> **YOUR ASSIGNMENT**: Only lines containing the string "stock" belong in the answer; copy all of them from the entries.

> **THE DATA**:
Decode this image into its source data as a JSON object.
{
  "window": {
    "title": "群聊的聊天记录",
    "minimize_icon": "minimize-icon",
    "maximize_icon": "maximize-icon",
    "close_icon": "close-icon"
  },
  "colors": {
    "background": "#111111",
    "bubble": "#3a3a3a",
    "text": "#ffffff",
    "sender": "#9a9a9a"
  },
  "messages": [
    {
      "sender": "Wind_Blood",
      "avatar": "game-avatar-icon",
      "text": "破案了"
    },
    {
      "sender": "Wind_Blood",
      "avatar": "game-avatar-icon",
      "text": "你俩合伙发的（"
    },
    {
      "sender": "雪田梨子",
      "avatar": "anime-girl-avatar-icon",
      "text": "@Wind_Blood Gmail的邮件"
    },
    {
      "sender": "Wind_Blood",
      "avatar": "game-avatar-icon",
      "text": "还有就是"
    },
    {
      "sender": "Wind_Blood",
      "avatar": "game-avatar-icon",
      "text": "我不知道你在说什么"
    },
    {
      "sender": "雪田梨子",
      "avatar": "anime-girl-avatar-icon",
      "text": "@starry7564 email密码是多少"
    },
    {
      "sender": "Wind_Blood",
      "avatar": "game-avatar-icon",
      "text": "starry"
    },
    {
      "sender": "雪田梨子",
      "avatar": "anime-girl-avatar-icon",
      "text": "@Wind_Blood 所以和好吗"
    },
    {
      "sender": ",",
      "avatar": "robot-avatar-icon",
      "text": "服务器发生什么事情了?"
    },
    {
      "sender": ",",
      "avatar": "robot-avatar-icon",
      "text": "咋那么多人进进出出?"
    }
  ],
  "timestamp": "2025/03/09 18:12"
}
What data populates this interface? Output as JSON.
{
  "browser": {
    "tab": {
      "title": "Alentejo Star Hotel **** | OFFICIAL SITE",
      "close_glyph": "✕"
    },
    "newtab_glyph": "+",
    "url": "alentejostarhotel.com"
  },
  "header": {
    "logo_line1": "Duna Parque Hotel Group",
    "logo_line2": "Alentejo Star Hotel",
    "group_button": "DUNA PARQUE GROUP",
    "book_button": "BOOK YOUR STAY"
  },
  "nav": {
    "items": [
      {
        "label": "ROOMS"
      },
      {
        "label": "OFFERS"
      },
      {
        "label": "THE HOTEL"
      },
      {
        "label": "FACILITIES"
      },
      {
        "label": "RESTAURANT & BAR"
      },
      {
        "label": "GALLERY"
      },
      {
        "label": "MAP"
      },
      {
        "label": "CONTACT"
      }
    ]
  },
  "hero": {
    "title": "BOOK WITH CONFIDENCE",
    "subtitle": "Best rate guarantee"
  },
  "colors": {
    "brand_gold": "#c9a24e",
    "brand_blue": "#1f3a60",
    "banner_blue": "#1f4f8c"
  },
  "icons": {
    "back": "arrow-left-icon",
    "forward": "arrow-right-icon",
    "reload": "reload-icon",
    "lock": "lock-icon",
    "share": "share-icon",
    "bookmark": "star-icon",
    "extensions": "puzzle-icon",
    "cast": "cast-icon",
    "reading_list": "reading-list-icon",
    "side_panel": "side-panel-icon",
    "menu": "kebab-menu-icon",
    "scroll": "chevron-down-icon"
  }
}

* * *

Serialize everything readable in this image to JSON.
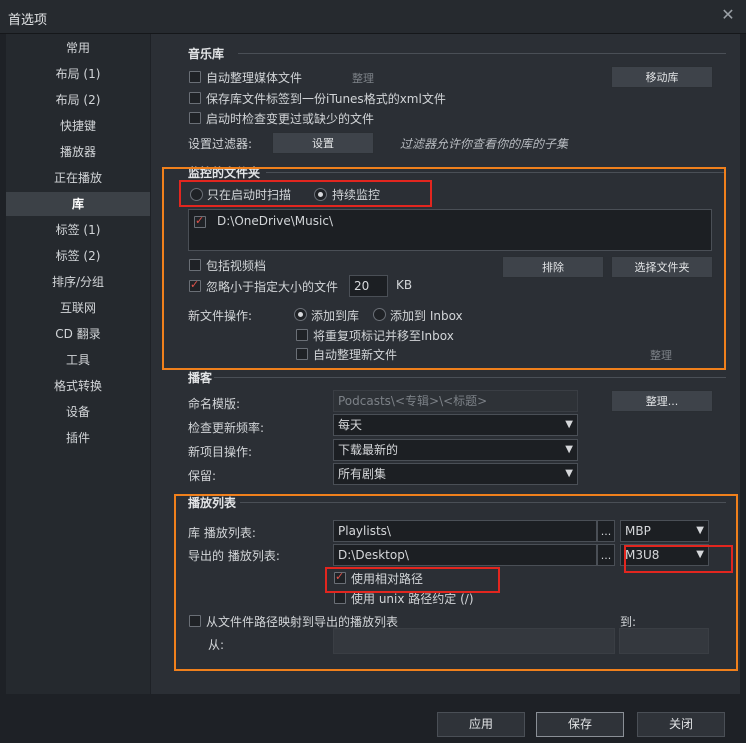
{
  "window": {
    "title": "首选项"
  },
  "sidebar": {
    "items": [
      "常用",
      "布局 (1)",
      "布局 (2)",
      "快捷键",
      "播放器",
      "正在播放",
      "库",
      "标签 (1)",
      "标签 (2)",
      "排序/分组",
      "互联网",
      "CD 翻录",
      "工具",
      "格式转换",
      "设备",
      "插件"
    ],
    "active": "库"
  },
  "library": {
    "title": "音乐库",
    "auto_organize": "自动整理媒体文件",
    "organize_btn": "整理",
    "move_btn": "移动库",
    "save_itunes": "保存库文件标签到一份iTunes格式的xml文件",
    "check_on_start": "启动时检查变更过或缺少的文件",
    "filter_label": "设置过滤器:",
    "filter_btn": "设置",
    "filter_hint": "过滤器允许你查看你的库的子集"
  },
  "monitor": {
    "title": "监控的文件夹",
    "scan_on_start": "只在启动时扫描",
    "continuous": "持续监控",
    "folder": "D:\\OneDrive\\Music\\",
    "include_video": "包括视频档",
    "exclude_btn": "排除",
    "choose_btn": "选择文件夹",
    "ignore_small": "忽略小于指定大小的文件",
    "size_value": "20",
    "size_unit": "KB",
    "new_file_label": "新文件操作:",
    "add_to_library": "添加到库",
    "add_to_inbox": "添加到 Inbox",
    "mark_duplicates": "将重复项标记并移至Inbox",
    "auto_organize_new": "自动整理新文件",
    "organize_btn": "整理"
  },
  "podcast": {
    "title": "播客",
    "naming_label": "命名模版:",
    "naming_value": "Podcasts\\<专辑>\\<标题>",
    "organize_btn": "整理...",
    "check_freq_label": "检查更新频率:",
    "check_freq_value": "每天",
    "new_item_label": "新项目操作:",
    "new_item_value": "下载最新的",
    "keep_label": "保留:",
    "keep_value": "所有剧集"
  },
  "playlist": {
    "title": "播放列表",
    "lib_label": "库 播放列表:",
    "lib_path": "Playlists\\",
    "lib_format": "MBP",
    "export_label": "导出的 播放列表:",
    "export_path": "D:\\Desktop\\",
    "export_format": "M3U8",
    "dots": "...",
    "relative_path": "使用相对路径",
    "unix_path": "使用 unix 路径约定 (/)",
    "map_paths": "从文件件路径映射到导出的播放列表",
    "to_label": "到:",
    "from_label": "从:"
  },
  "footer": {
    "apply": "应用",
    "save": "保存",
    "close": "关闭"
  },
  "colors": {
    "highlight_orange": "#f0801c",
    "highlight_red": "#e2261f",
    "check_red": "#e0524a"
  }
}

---

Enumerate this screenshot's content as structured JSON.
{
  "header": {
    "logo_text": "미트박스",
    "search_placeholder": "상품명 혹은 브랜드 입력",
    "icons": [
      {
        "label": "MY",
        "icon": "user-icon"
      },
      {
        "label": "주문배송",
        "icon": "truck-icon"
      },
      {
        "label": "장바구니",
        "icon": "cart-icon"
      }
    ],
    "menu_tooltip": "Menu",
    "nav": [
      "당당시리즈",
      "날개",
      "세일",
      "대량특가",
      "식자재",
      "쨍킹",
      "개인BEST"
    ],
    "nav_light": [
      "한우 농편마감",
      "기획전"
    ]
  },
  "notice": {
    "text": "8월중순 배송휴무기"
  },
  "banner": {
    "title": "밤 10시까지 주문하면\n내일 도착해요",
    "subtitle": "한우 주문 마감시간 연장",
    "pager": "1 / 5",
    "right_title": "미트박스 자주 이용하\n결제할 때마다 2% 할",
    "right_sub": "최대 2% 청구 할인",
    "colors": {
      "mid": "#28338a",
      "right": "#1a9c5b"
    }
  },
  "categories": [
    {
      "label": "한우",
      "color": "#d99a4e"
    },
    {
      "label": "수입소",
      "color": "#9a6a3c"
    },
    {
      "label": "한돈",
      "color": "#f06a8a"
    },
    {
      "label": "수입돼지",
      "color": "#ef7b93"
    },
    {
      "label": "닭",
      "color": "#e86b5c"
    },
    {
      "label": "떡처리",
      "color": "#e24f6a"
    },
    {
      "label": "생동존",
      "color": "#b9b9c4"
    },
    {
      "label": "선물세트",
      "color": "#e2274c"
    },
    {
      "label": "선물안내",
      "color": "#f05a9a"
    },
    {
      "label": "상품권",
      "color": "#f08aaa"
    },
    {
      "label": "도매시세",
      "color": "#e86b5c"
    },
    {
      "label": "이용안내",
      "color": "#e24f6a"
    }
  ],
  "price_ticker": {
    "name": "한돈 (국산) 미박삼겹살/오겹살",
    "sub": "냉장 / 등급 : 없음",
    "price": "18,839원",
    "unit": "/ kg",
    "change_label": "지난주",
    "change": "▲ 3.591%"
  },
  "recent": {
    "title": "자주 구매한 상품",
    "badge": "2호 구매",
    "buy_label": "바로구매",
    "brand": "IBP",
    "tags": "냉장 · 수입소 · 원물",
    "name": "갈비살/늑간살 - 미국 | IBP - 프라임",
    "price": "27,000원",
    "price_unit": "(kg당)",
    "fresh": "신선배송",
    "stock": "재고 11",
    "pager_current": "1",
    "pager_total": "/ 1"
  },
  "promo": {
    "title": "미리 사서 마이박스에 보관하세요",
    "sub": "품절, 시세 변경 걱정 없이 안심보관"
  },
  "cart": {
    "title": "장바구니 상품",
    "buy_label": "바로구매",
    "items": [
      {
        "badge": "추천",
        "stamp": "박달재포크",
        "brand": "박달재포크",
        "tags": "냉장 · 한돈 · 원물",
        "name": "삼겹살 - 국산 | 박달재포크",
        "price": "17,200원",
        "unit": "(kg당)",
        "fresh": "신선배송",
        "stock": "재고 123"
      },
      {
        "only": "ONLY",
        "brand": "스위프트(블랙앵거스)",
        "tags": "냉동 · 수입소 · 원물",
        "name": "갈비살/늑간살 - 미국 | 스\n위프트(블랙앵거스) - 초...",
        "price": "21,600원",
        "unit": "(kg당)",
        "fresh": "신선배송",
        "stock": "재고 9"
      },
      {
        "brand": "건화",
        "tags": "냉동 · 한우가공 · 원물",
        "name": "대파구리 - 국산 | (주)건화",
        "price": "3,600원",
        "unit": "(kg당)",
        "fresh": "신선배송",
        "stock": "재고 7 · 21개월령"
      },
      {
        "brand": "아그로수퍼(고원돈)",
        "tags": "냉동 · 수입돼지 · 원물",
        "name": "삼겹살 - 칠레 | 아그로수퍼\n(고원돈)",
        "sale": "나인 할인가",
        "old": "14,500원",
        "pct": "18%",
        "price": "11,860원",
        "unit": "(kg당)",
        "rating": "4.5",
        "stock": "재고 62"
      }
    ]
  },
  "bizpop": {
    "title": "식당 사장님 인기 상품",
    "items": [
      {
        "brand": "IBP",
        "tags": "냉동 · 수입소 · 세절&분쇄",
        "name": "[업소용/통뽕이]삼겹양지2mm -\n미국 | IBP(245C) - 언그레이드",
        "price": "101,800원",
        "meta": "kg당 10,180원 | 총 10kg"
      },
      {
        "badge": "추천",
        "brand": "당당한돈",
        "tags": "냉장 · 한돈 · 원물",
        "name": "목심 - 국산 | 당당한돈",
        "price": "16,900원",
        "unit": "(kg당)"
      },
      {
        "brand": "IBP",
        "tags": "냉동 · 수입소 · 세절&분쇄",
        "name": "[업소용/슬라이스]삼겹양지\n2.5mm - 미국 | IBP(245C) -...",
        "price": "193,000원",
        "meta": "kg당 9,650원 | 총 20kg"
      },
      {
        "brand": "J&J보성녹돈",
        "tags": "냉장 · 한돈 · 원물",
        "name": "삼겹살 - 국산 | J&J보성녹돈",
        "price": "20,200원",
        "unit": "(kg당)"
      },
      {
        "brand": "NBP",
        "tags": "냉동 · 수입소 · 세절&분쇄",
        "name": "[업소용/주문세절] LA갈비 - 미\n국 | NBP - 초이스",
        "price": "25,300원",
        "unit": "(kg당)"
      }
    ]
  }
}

> **SOLUTION TO THIS EXERCISE**:
    "stock": "재고 11",
        "stock": "재고 123"
        "stock": "재고 9"
        "stock": "재고 7 · 21개월령"
        "stock": "재고 62"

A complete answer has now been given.